*WHAT TO WORK ON:* The task calls for each line of the records below in which the word "start" appears.

(Data extracted from a collection)
————————

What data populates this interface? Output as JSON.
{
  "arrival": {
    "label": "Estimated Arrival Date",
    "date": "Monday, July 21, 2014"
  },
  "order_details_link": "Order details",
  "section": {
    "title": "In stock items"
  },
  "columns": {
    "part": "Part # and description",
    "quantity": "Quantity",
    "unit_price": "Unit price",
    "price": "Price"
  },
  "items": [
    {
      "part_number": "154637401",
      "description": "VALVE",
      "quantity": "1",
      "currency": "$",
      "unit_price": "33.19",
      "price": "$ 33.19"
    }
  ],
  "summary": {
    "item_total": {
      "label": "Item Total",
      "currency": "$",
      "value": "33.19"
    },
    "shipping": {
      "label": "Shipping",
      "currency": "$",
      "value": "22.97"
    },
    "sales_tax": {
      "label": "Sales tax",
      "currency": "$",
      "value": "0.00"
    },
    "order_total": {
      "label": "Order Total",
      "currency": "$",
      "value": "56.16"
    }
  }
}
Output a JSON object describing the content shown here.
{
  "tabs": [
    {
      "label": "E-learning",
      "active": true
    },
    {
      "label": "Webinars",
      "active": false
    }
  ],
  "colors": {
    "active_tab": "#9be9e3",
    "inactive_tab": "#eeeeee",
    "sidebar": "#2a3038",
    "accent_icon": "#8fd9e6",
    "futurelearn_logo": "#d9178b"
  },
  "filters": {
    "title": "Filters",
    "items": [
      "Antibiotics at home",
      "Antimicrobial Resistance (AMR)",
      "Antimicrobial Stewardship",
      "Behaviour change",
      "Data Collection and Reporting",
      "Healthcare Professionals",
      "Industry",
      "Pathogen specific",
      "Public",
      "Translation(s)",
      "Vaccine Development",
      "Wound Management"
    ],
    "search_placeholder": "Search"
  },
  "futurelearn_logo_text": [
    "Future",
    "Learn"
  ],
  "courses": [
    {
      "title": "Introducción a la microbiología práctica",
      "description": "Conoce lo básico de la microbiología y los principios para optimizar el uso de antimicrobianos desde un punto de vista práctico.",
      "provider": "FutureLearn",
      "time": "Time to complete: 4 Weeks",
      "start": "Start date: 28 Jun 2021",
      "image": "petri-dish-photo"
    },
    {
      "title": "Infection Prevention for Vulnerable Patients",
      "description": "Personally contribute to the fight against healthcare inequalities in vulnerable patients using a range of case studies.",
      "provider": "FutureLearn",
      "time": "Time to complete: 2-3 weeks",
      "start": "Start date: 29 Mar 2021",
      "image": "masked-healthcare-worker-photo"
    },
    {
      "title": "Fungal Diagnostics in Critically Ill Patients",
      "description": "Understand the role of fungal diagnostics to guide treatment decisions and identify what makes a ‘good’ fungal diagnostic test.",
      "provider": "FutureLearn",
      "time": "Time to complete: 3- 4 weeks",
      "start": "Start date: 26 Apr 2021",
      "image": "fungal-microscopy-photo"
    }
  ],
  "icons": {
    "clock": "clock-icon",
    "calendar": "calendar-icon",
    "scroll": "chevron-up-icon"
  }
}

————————

*WORKED SOLUTION:*
      "start": "Start date: 28 Jun 2021",
      "start": "Start date: 29 Mar 2021",
      "start": "Start date: 26 Apr 2021",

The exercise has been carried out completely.